> _Website and app data records_:
---

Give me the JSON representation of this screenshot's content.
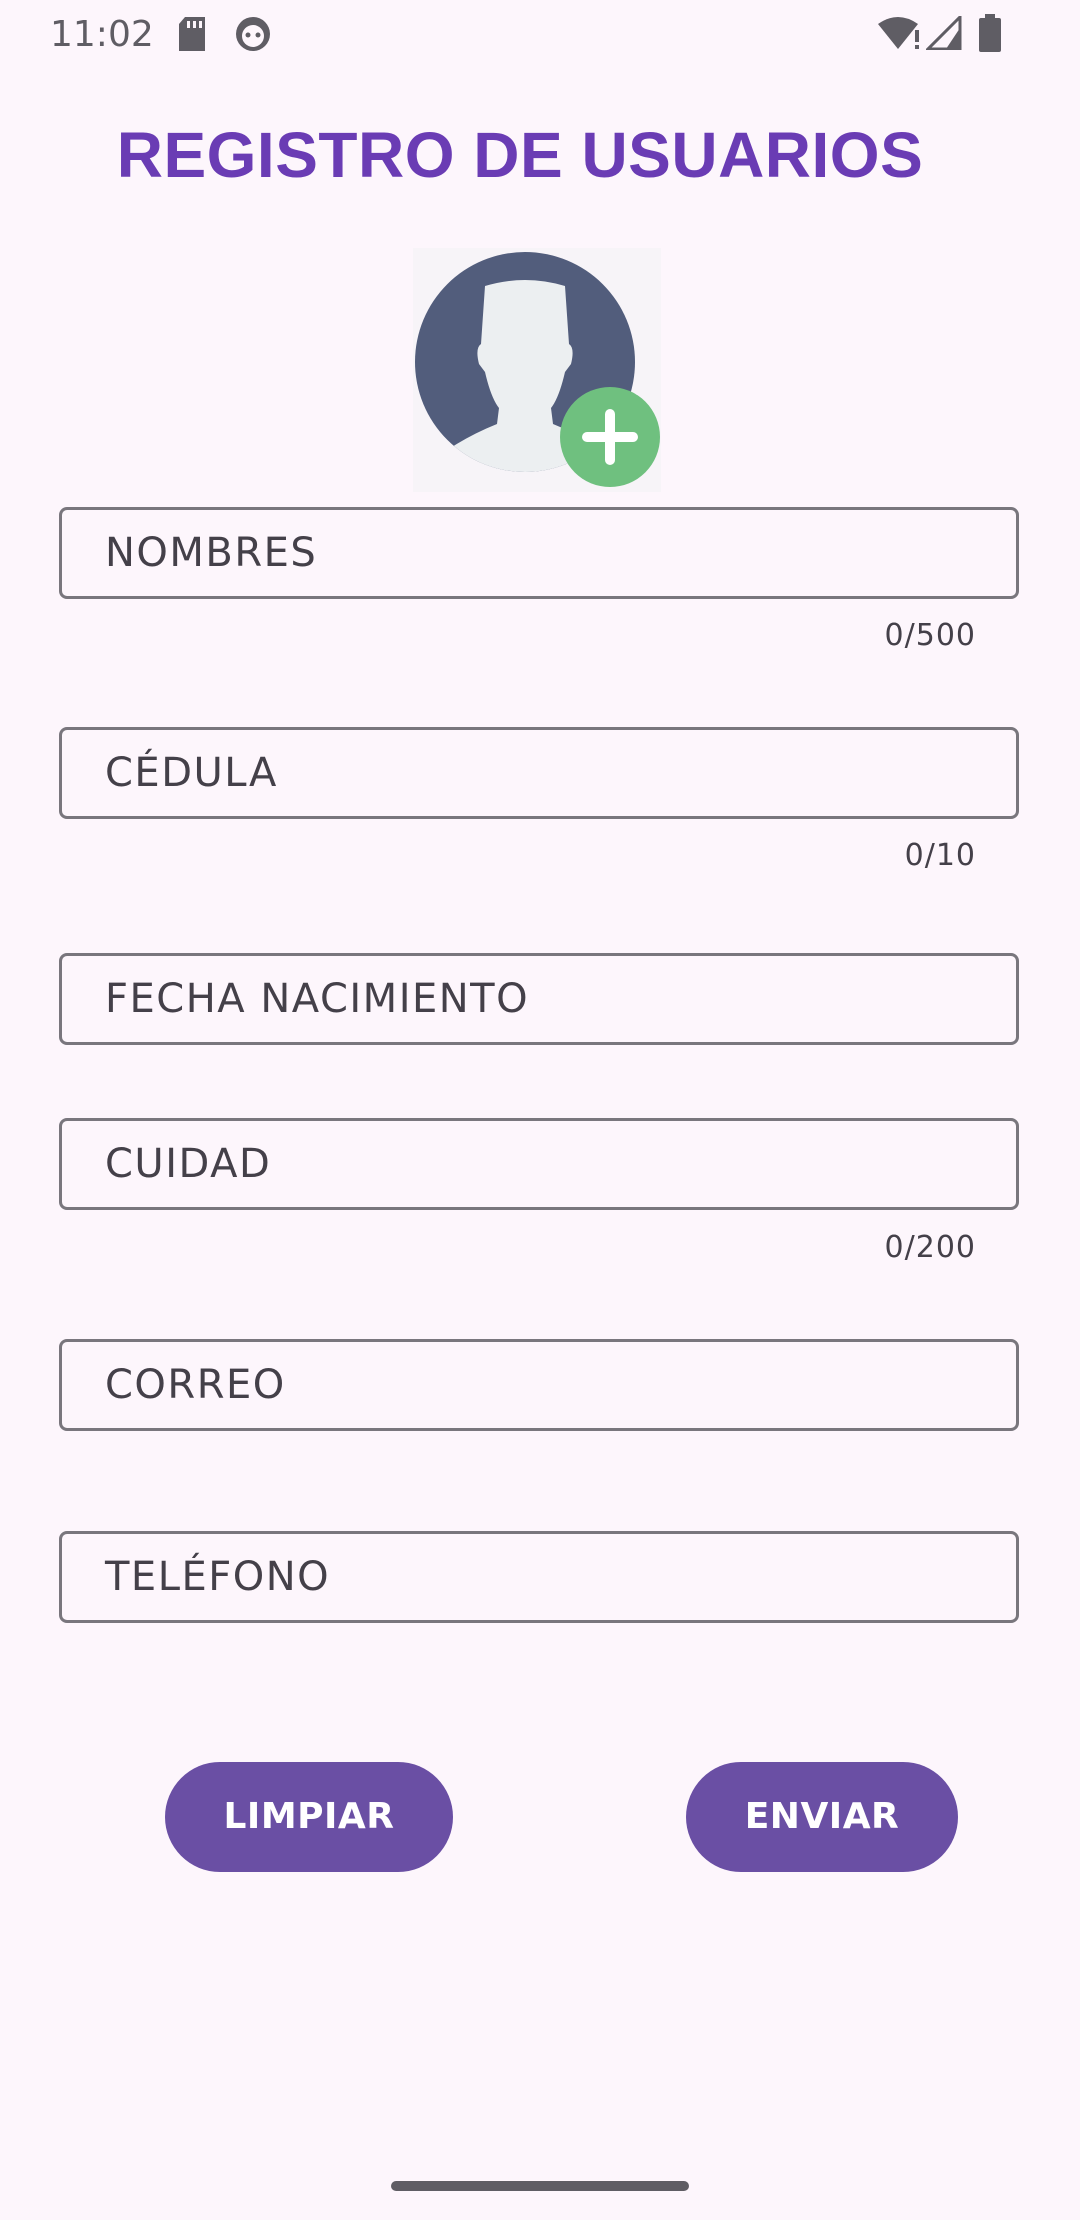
{
  "status_bar": {
    "time": "11:02",
    "left_icons": [
      "sd-card-icon",
      "android-face-icon"
    ],
    "right_icons": [
      "wifi-alert-icon",
      "cell-signal-icon",
      "battery-icon"
    ]
  },
  "page": {
    "title": "REGISTRO DE USUARIOS"
  },
  "avatar": {
    "icon": "user-silhouette-icon",
    "add_icon": "add-circle-icon",
    "colors": {
      "circle": "#525d7c",
      "silhouette": "#eceff1",
      "add": "#6fc07f"
    }
  },
  "form": {
    "fields": [
      {
        "label": "NOMBRES",
        "counter": "0/500"
      },
      {
        "label": "CÉDULA",
        "counter": "0/10"
      },
      {
        "label": "FECHA NACIMIENTO"
      },
      {
        "label": "CUIDAD",
        "counter": "0/200"
      },
      {
        "label": "CORREO"
      },
      {
        "label": "TELÉFONO"
      }
    ]
  },
  "actions": {
    "clear_label": "LIMPIAR",
    "submit_label": "ENVIAR"
  },
  "colors": {
    "background": "#fdf6fc",
    "title": "#6a3cb4",
    "button": "#6a4fa4"
  }
}
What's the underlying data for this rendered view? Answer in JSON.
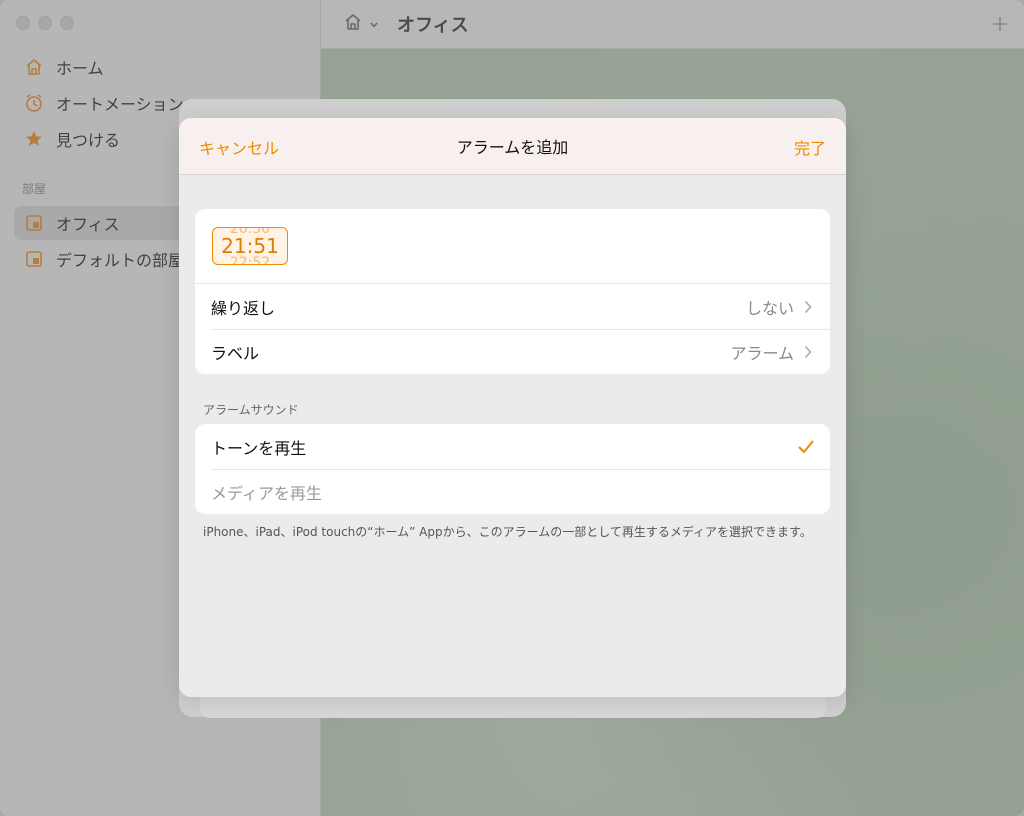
{
  "app": {
    "sidebar": {
      "items": [
        {
          "label": "ホーム",
          "icon": "house-icon"
        },
        {
          "label": "オートメーション",
          "icon": "clock-icon"
        },
        {
          "label": "見つける",
          "icon": "star-icon"
        }
      ],
      "section_title": "部屋",
      "rooms": [
        {
          "label": "オフィス",
          "icon": "room-icon",
          "selected": true
        },
        {
          "label": "デフォルトの部屋",
          "icon": "room-icon",
          "selected": false
        }
      ]
    },
    "toolbar": {
      "room_title": "オフィス",
      "home_icon": "house-icon",
      "add_icon": "plus-icon"
    }
  },
  "modal": {
    "title": "アラームを追加",
    "cancel_label": "キャンセル",
    "done_label": "完了",
    "time": {
      "value": "21:51",
      "above": "20:50",
      "below": "22:52"
    },
    "rows": [
      {
        "label": "繰り返し",
        "value": "しない"
      },
      {
        "label": "ラベル",
        "value": "アラーム"
      }
    ],
    "sound_section_title": "アラームサウンド",
    "sound_options": [
      {
        "label": "トーンを再生",
        "selected": true
      },
      {
        "label": "メディアを再生",
        "selected": false
      }
    ],
    "footnote": "iPhone、iPad、iPod touchの“ホーム” Appから、このアラームの一部として再生するメディアを選択できます。"
  },
  "colors": {
    "accent": "#f08a00",
    "header_bg": "#f8f0ee",
    "sheet_bg": "#ebebeb"
  }
}
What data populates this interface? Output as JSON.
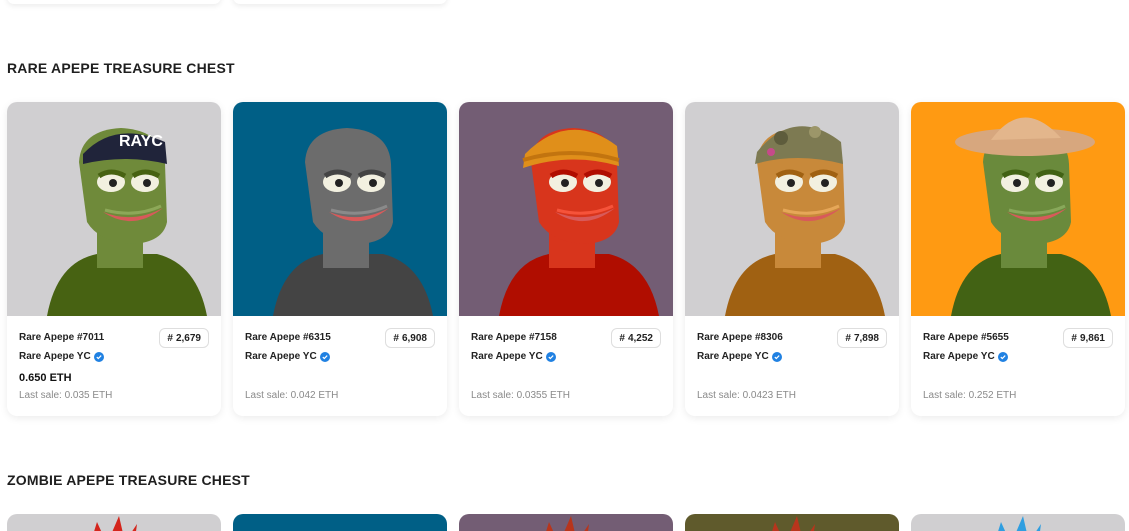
{
  "sections": [
    {
      "title": "RARE APEPE TREASURE CHEST",
      "cards": [
        {
          "name": "Rare Apepe #7011",
          "rank": "2,679",
          "collection": "Rare Apepe YC",
          "price": "0.650 ETH",
          "last_sale": "Last sale: 0.035 ETH",
          "bg": "#d0cfd1",
          "skin": "#6f8a3a",
          "hat": "cap",
          "hat_text": "RAYC"
        },
        {
          "name": "Rare Apepe #6315",
          "rank": "6,908",
          "collection": "Rare Apepe YC",
          "price": "",
          "last_sale": "Last sale: 0.042 ETH",
          "bg": "#005f86",
          "skin": "#6c6c6c",
          "hat": "none",
          "hat_text": ""
        },
        {
          "name": "Rare Apepe #7158",
          "rank": "4,252",
          "collection": "Rare Apepe YC",
          "price": "",
          "last_sale": "Last sale: 0.0355 ETH",
          "bg": "#735d74",
          "skin": "#d8351c",
          "hat": "beanie",
          "hat_text": ""
        },
        {
          "name": "Rare Apepe #8306",
          "rank": "7,898",
          "collection": "Rare Apepe YC",
          "price": "",
          "last_sale": "Last sale: 0.0423 ETH",
          "bg": "#d0cfd1",
          "skin": "#c8893a",
          "hat": "camo",
          "hat_text": ""
        },
        {
          "name": "Rare Apepe #5655",
          "rank": "9,861",
          "collection": "Rare Apepe YC",
          "price": "",
          "last_sale": "Last sale: 0.252 ETH",
          "bg": "#ff9a12",
          "skin": "#6a8a3c",
          "hat": "cowboy",
          "hat_text": ""
        }
      ]
    },
    {
      "title": "ZOMBIE APEPE TREASURE CHEST",
      "cards": [
        {
          "bg": "#d0cfd1",
          "accent": "#d4251c"
        },
        {
          "bg": "#005f86",
          "accent": ""
        },
        {
          "bg": "#735d74",
          "accent": "#b8351c"
        },
        {
          "bg": "#5f5a2c",
          "accent": "#b8351c"
        },
        {
          "bg": "#d0cfd1",
          "accent": "#2f9ee0"
        }
      ]
    }
  ],
  "icons": {
    "rank": "hash-icon",
    "verified": "verified-badge-icon"
  },
  "colors": {
    "verified": "#2081e2",
    "muted_text": "#8a8a8a"
  }
}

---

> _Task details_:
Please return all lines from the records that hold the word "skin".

> _Exercise result_:
          "skin": "#6f8a3a",
          "skin": "#6c6c6c",
          "skin": "#d8351c",
          "skin": "#c8893a",
          "skin": "#6a8a3c",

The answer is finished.